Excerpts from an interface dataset
☆ ☆ ☆
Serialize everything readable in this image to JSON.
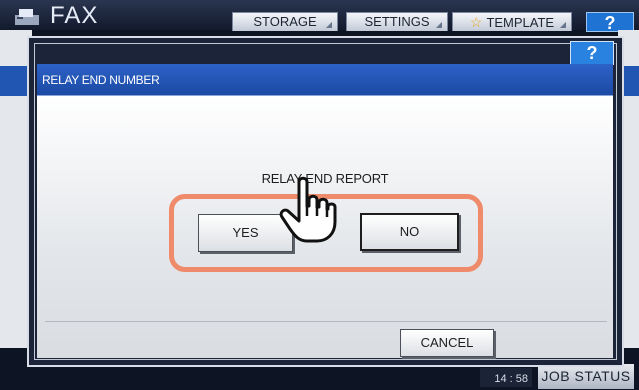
{
  "background": {
    "app_title": "FAX",
    "tabs": [
      {
        "label": "STORAGE"
      },
      {
        "label": "SETTINGS"
      },
      {
        "label": "TEMPLATE"
      }
    ],
    "help_label": "?",
    "clock": "14 : 58",
    "job_status_label": "JOB STATUS"
  },
  "dialog": {
    "help_label": "?",
    "title": "RELAY END NUMBER",
    "report_label": "RELAY END REPORT",
    "yes_label": "YES",
    "no_label": "NO",
    "cancel_label": "CANCEL"
  },
  "colors": {
    "title_bar": "#2c62c6",
    "highlight": "#ef8a6a",
    "help_button": "#2a82e0"
  },
  "icons": [
    "fax-icon",
    "star-icon",
    "pointing-hand-icon"
  ]
}
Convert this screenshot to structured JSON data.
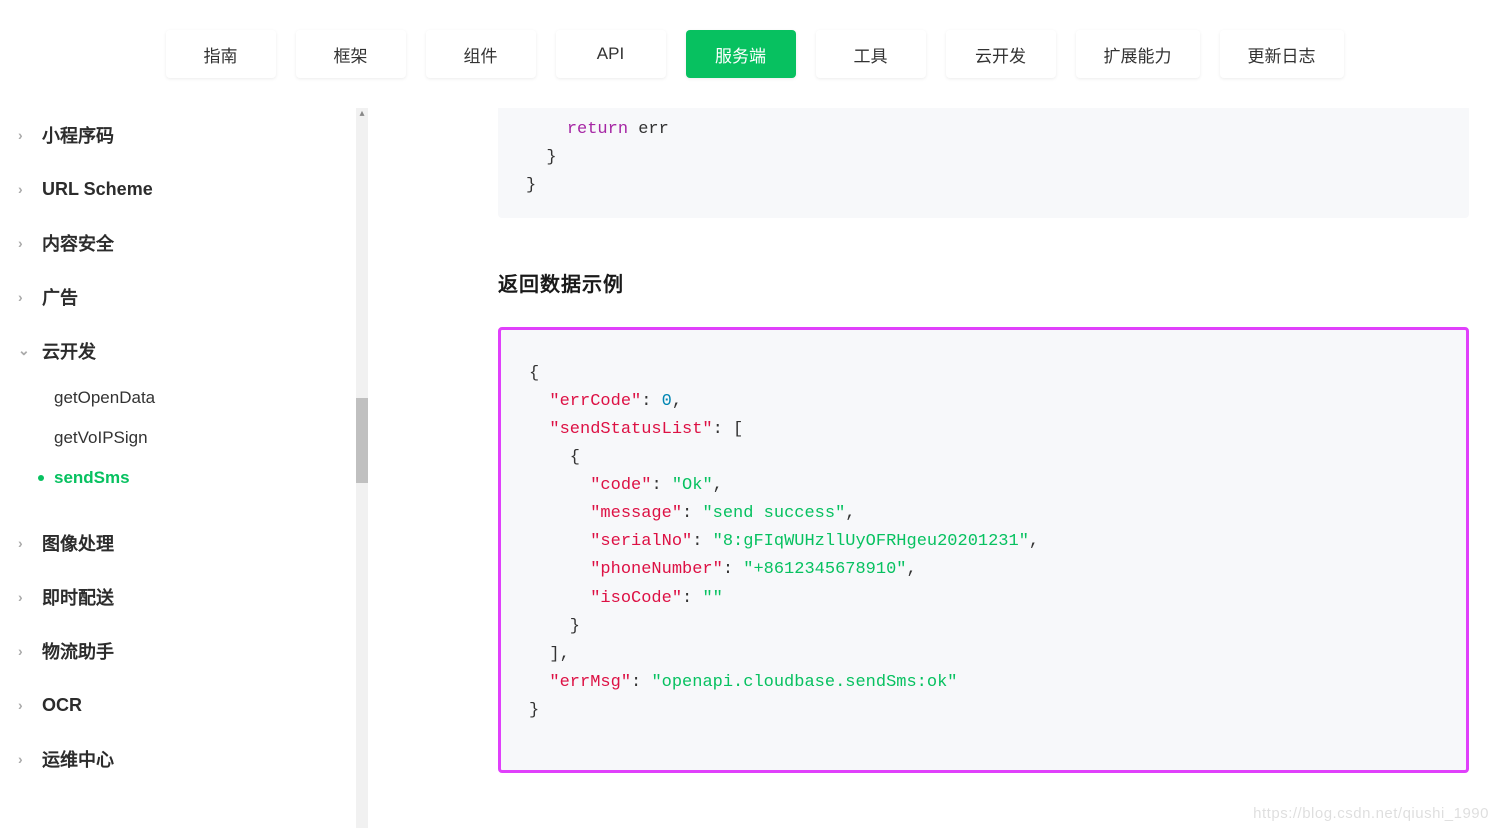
{
  "nav": {
    "items": [
      {
        "label": "指南",
        "active": false
      },
      {
        "label": "框架",
        "active": false
      },
      {
        "label": "组件",
        "active": false
      },
      {
        "label": "API",
        "active": false
      },
      {
        "label": "服务端",
        "active": true
      },
      {
        "label": "工具",
        "active": false
      },
      {
        "label": "云开发",
        "active": false
      },
      {
        "label": "扩展能力",
        "active": false
      },
      {
        "label": "更新日志",
        "active": false
      }
    ]
  },
  "sidebar": {
    "groups": [
      {
        "label": "小程序码",
        "expanded": false
      },
      {
        "label": "URL Scheme",
        "expanded": false
      },
      {
        "label": "内容安全",
        "expanded": false
      },
      {
        "label": "广告",
        "expanded": false
      },
      {
        "label": "云开发",
        "expanded": true,
        "children": [
          {
            "label": "getOpenData",
            "active": false
          },
          {
            "label": "getVoIPSign",
            "active": false
          },
          {
            "label": "sendSms",
            "active": true
          }
        ]
      },
      {
        "label": "图像处理",
        "expanded": false
      },
      {
        "label": "即时配送",
        "expanded": false
      },
      {
        "label": "物流助手",
        "expanded": false
      },
      {
        "label": "OCR",
        "expanded": false
      },
      {
        "label": "运维中心",
        "expanded": false
      }
    ]
  },
  "content": {
    "snippet1": {
      "kw_return": "return",
      "var_err": "err"
    },
    "section_title": "返回数据示例",
    "json_example": {
      "k_errCode": "\"errCode\"",
      "v_errCode": "0",
      "k_sendStatusList": "\"sendStatusList\"",
      "k_code": "\"code\"",
      "v_code": "\"Ok\"",
      "k_message": "\"message\"",
      "v_message": "\"send success\"",
      "k_serialNo": "\"serialNo\"",
      "v_serialNo": "\"8:gFIqWUHzllUyOFRHgeu20201231\"",
      "k_phoneNumber": "\"phoneNumber\"",
      "v_phoneNumber": "\"+8612345678910\"",
      "k_isoCode": "\"isoCode\"",
      "v_isoCode": "\"\"",
      "k_errMsg": "\"errMsg\"",
      "v_errMsg": "\"openapi.cloudbase.sendSms:ok\""
    }
  },
  "watermark": "https://blog.csdn.net/qiushi_1990"
}
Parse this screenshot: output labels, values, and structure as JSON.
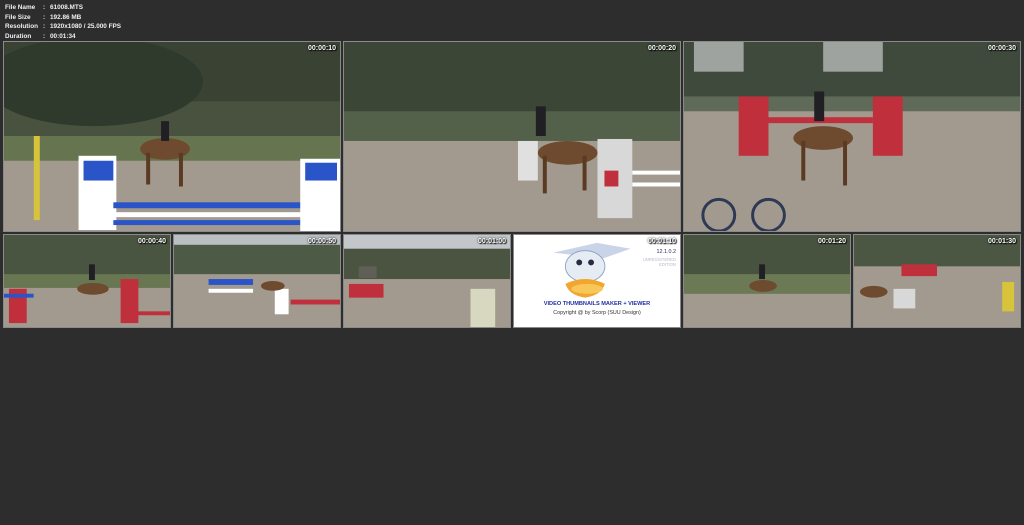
{
  "file_info": {
    "rows": [
      {
        "key": "File Name",
        "value": "61008.MTS"
      },
      {
        "key": "File Size",
        "value": "192.86 MB"
      },
      {
        "key": "Resolution",
        "value": "1920x1080 / 25.000 FPS"
      },
      {
        "key": "Duration",
        "value": "00:01:34"
      }
    ]
  },
  "thumbnails": [
    {
      "timestamp": "00:00:10"
    },
    {
      "timestamp": "00:00:20"
    },
    {
      "timestamp": "00:00:30"
    },
    {
      "timestamp": "00:00:40"
    },
    {
      "timestamp": "00:00:50"
    },
    {
      "timestamp": "00:01:00"
    },
    {
      "timestamp": "00:01:10"
    },
    {
      "timestamp": "00:01:20"
    },
    {
      "timestamp": "00:01:30"
    }
  ],
  "watermark": {
    "title": "VIDEO THUMBNAILS MAKER + VIEWER",
    "version": "12.1.0.2",
    "edition_line1": "UNREGISTERED",
    "edition_line2": "EDITION",
    "copyright": "Copyright @ by Scorp (SUU Design)"
  },
  "colors": {
    "background": "#2d2d2d",
    "arena_sand": "#a39a8f",
    "grass": "#5f7048",
    "trees": "#3c4636",
    "horse": "#6e4a2e",
    "jump_blue": "#2a55c8",
    "jump_red": "#c0303c",
    "logo_blue": "#1f2fa0"
  }
}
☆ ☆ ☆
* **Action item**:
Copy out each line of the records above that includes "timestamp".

* **Solution below**:
      "timestamp": "00:00:10"
      "timestamp": "00:00:20"
      "timestamp": "00:00:30"
      "timestamp": "00:00:40"
      "timestamp": "00:00:50"
      "timestamp": "00:01:00"
      "timestamp": "00:01:10"
      "timestamp": "00:01:20"
      "timestamp": "00:01:30"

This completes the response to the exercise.